## Task statement:
Where in the material does the word "Requests" appear? Copy each line that has it.

(Recorded data)

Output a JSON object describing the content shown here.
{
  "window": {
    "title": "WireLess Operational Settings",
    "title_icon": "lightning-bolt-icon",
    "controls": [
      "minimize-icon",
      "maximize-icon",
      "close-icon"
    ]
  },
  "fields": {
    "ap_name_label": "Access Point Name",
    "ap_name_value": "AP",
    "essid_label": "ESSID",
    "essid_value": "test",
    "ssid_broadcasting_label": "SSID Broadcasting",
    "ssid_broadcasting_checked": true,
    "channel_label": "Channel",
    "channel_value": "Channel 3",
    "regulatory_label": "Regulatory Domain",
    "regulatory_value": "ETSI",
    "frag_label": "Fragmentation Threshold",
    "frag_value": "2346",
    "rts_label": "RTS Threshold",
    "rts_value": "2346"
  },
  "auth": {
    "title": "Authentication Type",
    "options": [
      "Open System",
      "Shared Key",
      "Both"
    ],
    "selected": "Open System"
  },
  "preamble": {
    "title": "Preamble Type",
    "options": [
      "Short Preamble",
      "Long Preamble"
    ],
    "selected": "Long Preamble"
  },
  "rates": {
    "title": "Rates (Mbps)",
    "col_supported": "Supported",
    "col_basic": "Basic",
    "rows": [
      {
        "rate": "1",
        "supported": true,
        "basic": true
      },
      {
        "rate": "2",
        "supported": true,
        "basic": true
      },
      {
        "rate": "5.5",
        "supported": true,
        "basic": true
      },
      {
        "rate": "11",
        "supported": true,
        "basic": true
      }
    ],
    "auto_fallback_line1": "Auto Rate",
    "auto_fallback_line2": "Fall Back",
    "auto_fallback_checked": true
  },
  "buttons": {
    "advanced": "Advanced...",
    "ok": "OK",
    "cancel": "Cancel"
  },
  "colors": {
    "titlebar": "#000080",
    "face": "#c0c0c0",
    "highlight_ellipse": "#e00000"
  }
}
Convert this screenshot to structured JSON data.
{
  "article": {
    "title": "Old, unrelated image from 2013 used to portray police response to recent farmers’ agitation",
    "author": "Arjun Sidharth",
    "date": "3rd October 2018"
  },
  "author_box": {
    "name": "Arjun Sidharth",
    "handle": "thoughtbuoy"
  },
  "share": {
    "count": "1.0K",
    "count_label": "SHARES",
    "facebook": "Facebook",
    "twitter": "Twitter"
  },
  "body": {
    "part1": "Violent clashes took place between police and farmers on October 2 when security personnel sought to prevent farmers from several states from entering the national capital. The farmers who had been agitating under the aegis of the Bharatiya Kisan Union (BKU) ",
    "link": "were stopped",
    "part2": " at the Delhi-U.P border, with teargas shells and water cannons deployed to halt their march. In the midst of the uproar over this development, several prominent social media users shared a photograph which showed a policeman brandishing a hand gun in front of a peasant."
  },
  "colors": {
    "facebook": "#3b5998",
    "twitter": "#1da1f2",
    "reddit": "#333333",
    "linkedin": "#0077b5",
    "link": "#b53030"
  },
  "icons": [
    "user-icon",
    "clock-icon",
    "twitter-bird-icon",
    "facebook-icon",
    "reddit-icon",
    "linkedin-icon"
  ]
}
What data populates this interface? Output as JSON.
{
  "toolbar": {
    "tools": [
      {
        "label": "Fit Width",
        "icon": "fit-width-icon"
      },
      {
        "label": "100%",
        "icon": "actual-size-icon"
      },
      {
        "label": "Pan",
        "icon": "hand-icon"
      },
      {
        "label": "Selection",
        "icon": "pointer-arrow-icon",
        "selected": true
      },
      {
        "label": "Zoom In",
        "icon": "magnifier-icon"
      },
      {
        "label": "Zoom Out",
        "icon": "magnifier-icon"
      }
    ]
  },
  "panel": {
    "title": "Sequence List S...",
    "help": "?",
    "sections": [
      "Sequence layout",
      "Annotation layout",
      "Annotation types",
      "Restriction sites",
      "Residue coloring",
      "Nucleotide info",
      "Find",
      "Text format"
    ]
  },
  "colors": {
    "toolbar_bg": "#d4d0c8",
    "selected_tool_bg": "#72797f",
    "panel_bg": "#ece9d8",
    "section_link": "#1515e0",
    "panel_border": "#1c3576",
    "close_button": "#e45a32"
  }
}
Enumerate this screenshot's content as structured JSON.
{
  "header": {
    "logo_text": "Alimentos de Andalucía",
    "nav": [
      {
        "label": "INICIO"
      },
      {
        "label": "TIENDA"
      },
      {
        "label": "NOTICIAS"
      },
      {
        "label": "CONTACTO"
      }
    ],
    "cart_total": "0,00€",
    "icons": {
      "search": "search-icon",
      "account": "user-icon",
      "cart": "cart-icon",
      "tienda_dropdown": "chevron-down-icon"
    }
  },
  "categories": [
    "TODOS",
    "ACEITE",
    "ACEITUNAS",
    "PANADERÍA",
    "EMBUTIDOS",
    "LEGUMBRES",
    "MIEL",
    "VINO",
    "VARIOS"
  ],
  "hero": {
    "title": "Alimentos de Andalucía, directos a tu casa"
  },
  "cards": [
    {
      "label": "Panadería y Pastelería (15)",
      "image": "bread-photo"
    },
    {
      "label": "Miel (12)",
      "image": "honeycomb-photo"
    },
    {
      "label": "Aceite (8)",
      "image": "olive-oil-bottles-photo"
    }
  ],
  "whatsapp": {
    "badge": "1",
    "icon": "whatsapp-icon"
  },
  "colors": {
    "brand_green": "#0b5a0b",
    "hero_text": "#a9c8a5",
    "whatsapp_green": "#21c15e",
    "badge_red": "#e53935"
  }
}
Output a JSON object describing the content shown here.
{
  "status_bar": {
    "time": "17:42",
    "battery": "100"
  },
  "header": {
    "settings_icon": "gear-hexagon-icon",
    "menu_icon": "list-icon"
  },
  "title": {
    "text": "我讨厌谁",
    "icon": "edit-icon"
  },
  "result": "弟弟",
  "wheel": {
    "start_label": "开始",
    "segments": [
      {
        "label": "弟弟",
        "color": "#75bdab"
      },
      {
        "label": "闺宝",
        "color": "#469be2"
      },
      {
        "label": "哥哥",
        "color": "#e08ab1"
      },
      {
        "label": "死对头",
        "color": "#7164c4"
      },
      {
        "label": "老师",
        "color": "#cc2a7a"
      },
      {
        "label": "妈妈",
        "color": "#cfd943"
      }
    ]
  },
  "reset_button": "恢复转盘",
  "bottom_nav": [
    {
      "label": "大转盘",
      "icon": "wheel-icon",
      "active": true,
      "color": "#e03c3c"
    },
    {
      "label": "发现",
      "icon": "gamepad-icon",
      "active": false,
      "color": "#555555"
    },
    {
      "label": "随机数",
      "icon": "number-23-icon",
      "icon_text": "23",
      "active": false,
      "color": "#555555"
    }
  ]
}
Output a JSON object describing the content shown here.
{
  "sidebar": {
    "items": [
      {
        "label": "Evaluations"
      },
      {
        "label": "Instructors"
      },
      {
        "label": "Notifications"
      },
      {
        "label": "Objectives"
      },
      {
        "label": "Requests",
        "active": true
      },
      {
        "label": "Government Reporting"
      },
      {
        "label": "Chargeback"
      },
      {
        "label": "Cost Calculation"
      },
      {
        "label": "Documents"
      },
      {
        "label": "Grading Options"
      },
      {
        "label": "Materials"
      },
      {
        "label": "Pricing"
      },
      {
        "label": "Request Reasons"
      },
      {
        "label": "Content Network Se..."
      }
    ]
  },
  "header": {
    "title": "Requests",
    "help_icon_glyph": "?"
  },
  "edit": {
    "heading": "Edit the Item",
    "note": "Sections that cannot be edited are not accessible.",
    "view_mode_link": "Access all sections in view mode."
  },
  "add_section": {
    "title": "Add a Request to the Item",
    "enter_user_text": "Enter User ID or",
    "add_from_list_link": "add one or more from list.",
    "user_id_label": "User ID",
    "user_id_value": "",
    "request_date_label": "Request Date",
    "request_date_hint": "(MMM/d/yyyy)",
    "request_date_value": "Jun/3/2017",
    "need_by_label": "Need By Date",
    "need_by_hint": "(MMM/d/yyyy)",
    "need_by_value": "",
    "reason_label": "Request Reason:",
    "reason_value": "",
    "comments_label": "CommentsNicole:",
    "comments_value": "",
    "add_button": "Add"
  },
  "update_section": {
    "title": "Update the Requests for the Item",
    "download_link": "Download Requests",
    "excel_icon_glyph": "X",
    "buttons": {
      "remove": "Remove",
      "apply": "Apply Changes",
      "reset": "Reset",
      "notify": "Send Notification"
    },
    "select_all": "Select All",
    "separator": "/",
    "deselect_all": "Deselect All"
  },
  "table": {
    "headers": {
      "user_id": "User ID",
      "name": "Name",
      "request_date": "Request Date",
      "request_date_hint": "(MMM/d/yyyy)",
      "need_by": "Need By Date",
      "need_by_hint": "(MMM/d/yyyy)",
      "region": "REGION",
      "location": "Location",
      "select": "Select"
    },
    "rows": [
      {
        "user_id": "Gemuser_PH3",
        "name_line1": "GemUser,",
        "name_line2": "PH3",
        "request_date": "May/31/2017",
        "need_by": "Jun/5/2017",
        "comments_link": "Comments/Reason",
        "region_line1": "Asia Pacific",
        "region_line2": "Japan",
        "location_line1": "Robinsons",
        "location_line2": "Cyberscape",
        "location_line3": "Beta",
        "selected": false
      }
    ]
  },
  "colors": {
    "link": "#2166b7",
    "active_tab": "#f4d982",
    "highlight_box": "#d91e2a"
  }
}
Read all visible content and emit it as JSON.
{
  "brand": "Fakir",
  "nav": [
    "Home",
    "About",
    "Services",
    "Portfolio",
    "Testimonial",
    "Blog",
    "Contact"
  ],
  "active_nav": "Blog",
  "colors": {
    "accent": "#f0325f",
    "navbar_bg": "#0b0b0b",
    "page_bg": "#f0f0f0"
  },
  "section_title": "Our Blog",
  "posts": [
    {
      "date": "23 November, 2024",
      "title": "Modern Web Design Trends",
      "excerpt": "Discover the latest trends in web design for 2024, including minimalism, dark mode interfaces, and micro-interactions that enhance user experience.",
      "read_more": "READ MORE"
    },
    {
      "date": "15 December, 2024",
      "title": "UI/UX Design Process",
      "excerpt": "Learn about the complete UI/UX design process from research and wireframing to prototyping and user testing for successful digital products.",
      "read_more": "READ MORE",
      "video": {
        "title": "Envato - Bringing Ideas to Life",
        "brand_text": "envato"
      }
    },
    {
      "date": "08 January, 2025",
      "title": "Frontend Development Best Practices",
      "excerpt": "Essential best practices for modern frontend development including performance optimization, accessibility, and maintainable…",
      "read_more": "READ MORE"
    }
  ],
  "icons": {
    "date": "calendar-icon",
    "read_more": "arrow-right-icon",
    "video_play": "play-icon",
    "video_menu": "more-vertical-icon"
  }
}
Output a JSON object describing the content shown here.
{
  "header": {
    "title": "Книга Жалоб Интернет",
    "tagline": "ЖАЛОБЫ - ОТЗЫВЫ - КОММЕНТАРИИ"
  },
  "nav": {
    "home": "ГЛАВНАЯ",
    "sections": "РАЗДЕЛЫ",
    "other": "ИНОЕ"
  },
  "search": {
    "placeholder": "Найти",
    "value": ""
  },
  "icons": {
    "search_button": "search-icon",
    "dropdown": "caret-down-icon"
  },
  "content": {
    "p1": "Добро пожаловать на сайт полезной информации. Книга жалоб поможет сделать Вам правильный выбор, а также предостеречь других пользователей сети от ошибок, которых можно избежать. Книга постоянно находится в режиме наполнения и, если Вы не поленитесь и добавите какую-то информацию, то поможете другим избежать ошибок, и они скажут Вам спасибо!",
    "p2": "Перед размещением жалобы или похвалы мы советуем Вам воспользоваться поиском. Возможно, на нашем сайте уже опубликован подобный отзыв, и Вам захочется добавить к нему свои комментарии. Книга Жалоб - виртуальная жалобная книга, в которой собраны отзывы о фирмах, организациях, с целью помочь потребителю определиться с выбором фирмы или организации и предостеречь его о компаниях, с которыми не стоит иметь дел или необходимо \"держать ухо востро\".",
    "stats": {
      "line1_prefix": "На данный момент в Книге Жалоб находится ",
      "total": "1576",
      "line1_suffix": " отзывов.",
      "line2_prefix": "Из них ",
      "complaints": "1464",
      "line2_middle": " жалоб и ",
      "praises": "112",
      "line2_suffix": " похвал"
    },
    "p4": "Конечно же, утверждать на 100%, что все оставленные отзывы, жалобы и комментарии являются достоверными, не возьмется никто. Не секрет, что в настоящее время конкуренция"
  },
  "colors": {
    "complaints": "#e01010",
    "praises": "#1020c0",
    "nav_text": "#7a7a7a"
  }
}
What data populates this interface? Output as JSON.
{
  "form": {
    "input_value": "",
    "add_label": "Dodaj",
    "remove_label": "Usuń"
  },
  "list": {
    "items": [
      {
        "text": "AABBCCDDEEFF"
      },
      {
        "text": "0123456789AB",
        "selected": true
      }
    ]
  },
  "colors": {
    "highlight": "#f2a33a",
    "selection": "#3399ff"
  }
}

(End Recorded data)

## Result:
        "label": "Requests",
    "title": "Requests",
    "title": "Update the Requests for the Item",
    "download_link": "Download Requests",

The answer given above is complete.